● What is being asked
Please output the full listing, character for character.

** Opening Data block **

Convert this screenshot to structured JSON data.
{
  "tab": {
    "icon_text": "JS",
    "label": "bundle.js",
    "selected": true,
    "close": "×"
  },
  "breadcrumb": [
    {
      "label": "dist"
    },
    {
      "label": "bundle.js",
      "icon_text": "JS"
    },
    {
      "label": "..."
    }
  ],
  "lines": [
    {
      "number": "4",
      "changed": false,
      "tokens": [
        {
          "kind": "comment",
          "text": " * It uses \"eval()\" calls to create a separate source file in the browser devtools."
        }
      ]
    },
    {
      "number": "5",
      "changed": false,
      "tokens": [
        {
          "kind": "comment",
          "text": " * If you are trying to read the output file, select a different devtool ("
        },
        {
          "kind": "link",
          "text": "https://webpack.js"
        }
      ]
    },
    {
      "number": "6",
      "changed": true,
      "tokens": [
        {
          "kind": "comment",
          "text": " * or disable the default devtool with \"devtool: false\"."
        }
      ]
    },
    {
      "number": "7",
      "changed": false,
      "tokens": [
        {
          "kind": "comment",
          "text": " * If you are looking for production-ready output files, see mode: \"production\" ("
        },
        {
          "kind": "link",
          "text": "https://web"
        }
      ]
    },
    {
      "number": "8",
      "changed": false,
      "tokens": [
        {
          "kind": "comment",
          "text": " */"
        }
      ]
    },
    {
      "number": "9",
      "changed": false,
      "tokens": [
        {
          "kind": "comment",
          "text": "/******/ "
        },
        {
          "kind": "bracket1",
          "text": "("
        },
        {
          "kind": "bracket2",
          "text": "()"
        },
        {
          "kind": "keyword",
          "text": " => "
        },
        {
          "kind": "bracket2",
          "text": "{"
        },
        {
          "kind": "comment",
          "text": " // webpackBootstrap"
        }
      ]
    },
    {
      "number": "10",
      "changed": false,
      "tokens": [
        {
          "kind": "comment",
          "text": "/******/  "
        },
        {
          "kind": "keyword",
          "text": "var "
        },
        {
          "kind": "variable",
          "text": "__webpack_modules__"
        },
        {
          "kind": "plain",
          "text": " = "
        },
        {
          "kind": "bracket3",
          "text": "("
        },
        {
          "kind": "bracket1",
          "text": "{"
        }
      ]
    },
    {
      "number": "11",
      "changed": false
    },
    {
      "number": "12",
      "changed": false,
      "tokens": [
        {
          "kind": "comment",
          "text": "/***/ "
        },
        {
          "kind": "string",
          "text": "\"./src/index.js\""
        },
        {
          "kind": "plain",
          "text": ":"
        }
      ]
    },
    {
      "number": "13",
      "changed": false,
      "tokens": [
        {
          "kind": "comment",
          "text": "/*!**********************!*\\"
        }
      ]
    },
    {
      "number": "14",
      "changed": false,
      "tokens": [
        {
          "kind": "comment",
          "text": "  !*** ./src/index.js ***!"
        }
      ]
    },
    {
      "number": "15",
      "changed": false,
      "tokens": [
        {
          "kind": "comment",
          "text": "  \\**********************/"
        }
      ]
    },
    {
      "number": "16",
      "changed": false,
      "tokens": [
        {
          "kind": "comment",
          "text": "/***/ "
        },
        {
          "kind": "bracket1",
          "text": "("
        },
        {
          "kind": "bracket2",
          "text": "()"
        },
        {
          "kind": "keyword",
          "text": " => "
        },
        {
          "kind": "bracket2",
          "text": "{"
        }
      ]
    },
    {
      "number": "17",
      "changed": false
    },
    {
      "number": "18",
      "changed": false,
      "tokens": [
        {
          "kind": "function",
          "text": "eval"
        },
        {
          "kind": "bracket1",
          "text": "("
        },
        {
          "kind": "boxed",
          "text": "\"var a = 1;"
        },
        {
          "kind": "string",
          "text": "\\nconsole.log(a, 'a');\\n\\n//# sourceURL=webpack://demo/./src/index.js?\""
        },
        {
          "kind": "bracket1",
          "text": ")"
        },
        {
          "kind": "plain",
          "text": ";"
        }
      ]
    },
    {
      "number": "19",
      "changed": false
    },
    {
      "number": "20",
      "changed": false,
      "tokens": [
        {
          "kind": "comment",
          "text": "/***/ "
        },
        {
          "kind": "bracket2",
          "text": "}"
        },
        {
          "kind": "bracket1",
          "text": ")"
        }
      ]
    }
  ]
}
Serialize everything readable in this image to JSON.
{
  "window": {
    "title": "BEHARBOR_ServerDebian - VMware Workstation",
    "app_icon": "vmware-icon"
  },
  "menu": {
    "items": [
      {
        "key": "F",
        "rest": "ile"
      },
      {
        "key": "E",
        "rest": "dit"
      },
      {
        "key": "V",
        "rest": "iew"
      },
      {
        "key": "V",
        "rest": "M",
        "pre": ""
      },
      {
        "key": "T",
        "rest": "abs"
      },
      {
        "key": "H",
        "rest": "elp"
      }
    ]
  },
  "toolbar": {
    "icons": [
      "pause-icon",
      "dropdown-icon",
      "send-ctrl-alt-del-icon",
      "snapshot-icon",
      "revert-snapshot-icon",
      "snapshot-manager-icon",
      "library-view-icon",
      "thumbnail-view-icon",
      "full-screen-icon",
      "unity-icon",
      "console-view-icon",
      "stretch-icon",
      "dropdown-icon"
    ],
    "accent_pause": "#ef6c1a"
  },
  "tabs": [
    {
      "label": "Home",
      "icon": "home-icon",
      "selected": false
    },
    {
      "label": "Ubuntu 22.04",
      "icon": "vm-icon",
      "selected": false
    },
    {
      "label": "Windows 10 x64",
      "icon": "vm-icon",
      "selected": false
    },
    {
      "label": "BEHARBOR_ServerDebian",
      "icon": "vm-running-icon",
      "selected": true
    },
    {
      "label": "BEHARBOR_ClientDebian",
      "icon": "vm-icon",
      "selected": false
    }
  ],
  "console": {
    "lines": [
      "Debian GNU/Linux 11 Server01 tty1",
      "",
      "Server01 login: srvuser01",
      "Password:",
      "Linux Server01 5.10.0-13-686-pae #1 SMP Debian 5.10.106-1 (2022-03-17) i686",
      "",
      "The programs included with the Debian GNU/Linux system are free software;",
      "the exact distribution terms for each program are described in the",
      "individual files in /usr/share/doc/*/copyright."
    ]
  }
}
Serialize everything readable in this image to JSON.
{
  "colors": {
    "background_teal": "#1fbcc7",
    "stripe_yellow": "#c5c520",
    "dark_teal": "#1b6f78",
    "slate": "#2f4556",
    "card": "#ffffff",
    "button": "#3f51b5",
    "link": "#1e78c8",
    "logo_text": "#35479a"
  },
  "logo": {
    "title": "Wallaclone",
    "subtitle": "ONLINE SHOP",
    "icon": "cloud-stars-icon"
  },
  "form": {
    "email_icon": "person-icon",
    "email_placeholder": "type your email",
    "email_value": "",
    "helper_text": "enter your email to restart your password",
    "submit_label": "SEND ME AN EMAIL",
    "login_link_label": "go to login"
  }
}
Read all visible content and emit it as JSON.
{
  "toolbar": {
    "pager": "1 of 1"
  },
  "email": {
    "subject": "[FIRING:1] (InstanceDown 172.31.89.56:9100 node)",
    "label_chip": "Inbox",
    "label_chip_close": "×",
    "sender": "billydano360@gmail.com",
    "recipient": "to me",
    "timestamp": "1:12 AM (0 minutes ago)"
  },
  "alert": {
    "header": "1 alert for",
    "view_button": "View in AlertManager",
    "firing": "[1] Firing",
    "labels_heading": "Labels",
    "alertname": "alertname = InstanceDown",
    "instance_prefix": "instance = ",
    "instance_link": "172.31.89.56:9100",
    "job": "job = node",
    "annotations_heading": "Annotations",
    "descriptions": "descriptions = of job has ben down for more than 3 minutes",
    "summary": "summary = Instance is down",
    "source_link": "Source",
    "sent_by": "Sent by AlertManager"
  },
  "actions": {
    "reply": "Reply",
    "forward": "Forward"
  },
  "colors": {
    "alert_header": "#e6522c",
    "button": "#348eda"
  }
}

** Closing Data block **

● Answer area
Convert this screenshot to structured JSON data.
{
  "tab": {
    "icon_text": "JS",
    "label": "bundle.js",
    "selected": true,
    "close": "×"
  },
  "breadcrumb": [
    {
      "label": "dist"
    },
    {
      "label": "bundle.js",
      "icon_text": "JS"
    },
    {
      "label": "..."
    }
  ],
  "lines": [
    {
      "number": "4",
      "changed": false,
      "tokens": [
        {
          "kind": "comment",
          "text": " * It uses \"eval()\" calls to create a separate source file in the browser devtools."
        }
      ]
    },
    {
      "number": "5",
      "changed": false,
      "tokens": [
        {
          "kind": "comment",
          "text": " * If you are trying to read the output file, select a different devtool ("
        },
        {
          "kind": "link",
          "text": "https://webpack.js"
        }
      ]
    },
    {
      "number": "6",
      "changed": true,
      "tokens": [
        {
          "kind": "comment",
          "text": " * or disable the default devtool with \"devtool: false\"."
        }
      ]
    },
    {
      "number": "7",
      "changed": false,
      "tokens": [
        {
          "kind": "comment",
          "text": " * If you are looking for production-ready output files, see mode: \"production\" ("
        },
        {
          "kind": "link",
          "text": "https://web"
        }
      ]
    },
    {
      "number": "8",
      "changed": false,
      "tokens": [
        {
          "kind": "comment",
          "text": " */"
        }
      ]
    },
    {
      "number": "9",
      "changed": false,
      "tokens": [
        {
          "kind": "comment",
          "text": "/******/ "
        },
        {
          "kind": "bracket1",
          "text": "("
        },
        {
          "kind": "bracket2",
          "text": "()"
        },
        {
          "kind": "keyword",
          "text": " => "
        },
        {
          "kind": "bracket2",
          "text": "{"
        },
        {
          "kind": "comment",
          "text": " // webpackBootstrap"
        }
      ]
    },
    {
      "number": "10",
      "changed": false,
      "tokens": [
        {
          "kind": "comment",
          "text": "/******/  "
        },
        {
          "kind": "keyword",
          "text": "var "
        },
        {
          "kind": "variable",
          "text": "__webpack_modules__"
        },
        {
          "kind": "plain",
          "text": " = "
        },
        {
          "kind": "bracket3",
          "text": "("
        },
        {
          "kind": "bracket1",
          "text": "{"
        }
      ]
    },
    {
      "number": "11",
      "changed": false
    },
    {
      "number": "12",
      "changed": false,
      "tokens": [
        {
          "kind": "comment",
          "text": "/***/ "
        },
        {
          "kind": "string",
          "text": "\"./src/index.js\""
        },
        {
          "kind": "plain",
          "text": ":"
        }
      ]
    },
    {
      "number": "13",
      "changed": false,
      "tokens": [
        {
          "kind": "comment",
          "text": "/*!**********************!*\\"
        }
      ]
    },
    {
      "number": "14",
      "changed": false,
      "tokens": [
        {
          "kind": "comment",
          "text": "  !*** ./src/index.js ***!"
        }
      ]
    },
    {
      "number": "15",
      "changed": false,
      "tokens": [
        {
          "kind": "comment",
          "text": "  \\**********************/"
        }
      ]
    },
    {
      "number": "16",
      "changed": false,
      "tokens": [
        {
          "kind": "comment",
          "text": "/***/ "
        },
        {
          "kind": "bracket1",
          "text": "("
        },
        {
          "kind": "bracket2",
          "text": "()"
        },
        {
          "kind": "keyword",
          "text": " => "
        },
        {
          "kind": "bracket2",
          "text": "{"
        }
      ]
    },
    {
      "number": "17",
      "changed": false
    },
    {
      "number": "18",
      "changed": false,
      "tokens": [
        {
          "kind": "function",
          "text": "eval"
        },
        {
          "kind": "bracket1",
          "text": "("
        },
        {
          "kind": "boxed",
          "text": "\"var a = 1;"
        },
        {
          "kind": "string",
          "text": "\\nconsole.log(a, 'a');\\n\\n//# sourceURL=webpack://demo/./src/index.js?\""
        },
        {
          "kind": "bracket1",
          "text": ")"
        },
        {
          "kind": "plain",
          "text": ";"
        }
      ]
    },
    {
      "number": "19",
      "changed": false
    },
    {
      "number": "20",
      "changed": false,
      "tokens": [
        {
          "kind": "comment",
          "text": "/***/ "
        },
        {
          "kind": "bracket2",
          "text": "}"
        },
        {
          "kind": "bracket1",
          "text": ")"
        }
      ]
    }
  ]
}
Serialize everything readable in this image to JSON.
{
  "window": {
    "title": "BEHARBOR_ServerDebian - VMware Workstation",
    "app_icon": "vmware-icon"
  },
  "menu": {
    "items": [
      {
        "key": "F",
        "rest": "ile"
      },
      {
        "key": "E",
        "rest": "dit"
      },
      {
        "key": "V",
        "rest": "iew"
      },
      {
        "key": "V",
        "rest": "M",
        "pre": ""
      },
      {
        "key": "T",
        "rest": "abs"
      },
      {
        "key": "H",
        "rest": "elp"
      }
    ]
  },
  "toolbar": {
    "icons": [
      "pause-icon",
      "dropdown-icon",
      "send-ctrl-alt-del-icon",
      "snapshot-icon",
      "revert-snapshot-icon",
      "snapshot-manager-icon",
      "library-view-icon",
      "thumbnail-view-icon",
      "full-screen-icon",
      "unity-icon",
      "console-view-icon",
      "stretch-icon",
      "dropdown-icon"
    ],
    "accent_pause": "#ef6c1a"
  },
  "tabs": [
    {
      "label": "Home",
      "icon": "home-icon",
      "selected": false
    },
    {
      "label": "Ubuntu 22.04",
      "icon": "vm-icon",
      "selected": false
    },
    {
      "label": "Windows 10 x64",
      "icon": "vm-icon",
      "selected": false
    },
    {
      "label": "BEHARBOR_ServerDebian",
      "icon": "vm-running-icon",
      "selected": true
    },
    {
      "label": "BEHARBOR_ClientDebian",
      "icon": "vm-icon",
      "selected": false
    }
  ],
  "console": {
    "lines": [
      "Debian GNU/Linux 11 Server01 tty1",
      "",
      "Server01 login: srvuser01",
      "Password:",
      "Linux Server01 5.10.0-13-686-pae #1 SMP Debian 5.10.106-1 (2022-03-17) i686",
      "",
      "The programs included with the Debian GNU/Linux system are free software;",
      "the exact distribution terms for each program are described in the",
      "individual files in /usr/share/doc/*/copyright."
    ]
  }
}
Serialize everything readable in this image to JSON.
{
  "colors": {
    "background_teal": "#1fbcc7",
    "stripe_yellow": "#c5c520",
    "dark_teal": "#1b6f78",
    "slate": "#2f4556",
    "card": "#ffffff",
    "button": "#3f51b5",
    "link": "#1e78c8",
    "logo_text": "#35479a"
  },
  "logo": {
    "title": "Wallaclone",
    "subtitle": "ONLINE SHOP",
    "icon": "cloud-stars-icon"
  },
  "form": {
    "email_icon": "person-icon",
    "email_placeholder": "type your email",
    "email_value": "",
    "helper_text": "enter your email to restart your password",
    "submit_label": "SEND ME AN EMAIL",
    "login_link_label": "go to login"
  }
}
Read all visible content and emit it as JSON.
{
  "toolbar": {
    "pager": "1 of 1"
  },
  "email": {
    "subject": "[FIRING:1] (InstanceDown 172.31.89.56:9100 node)",
    "label_chip": "Inbox",
    "label_chip_close": "×",
    "sender": "billydano360@gmail.com",
    "recipient": "to me",
    "timestamp": "1:12 AM (0 minutes ago)"
  },
  "alert": {
    "header": "1 alert for",
    "view_button": "View in AlertManager",
    "firing": "[1] Firing",
    "labels_heading": "Labels",
    "alertname": "alertname = InstanceDown",
    "instance_prefix": "instance = ",
    "instance_link": "172.31.89.56:9100",
    "job": "job = node",
    "annotations_heading": "Annotations",
    "descriptions": "descriptions = of job has ben down for more than 3 minutes",
    "summary": "summary = Instance is down",
    "source_link": "Source",
    "sent_by": "Sent by AlertManager"
  },
  "actions": {
    "reply": "Reply",
    "forward": "Forward"
  },
  "colors": {
    "alert_header": "#e6522c",
    "button": "#348eda"
  }
}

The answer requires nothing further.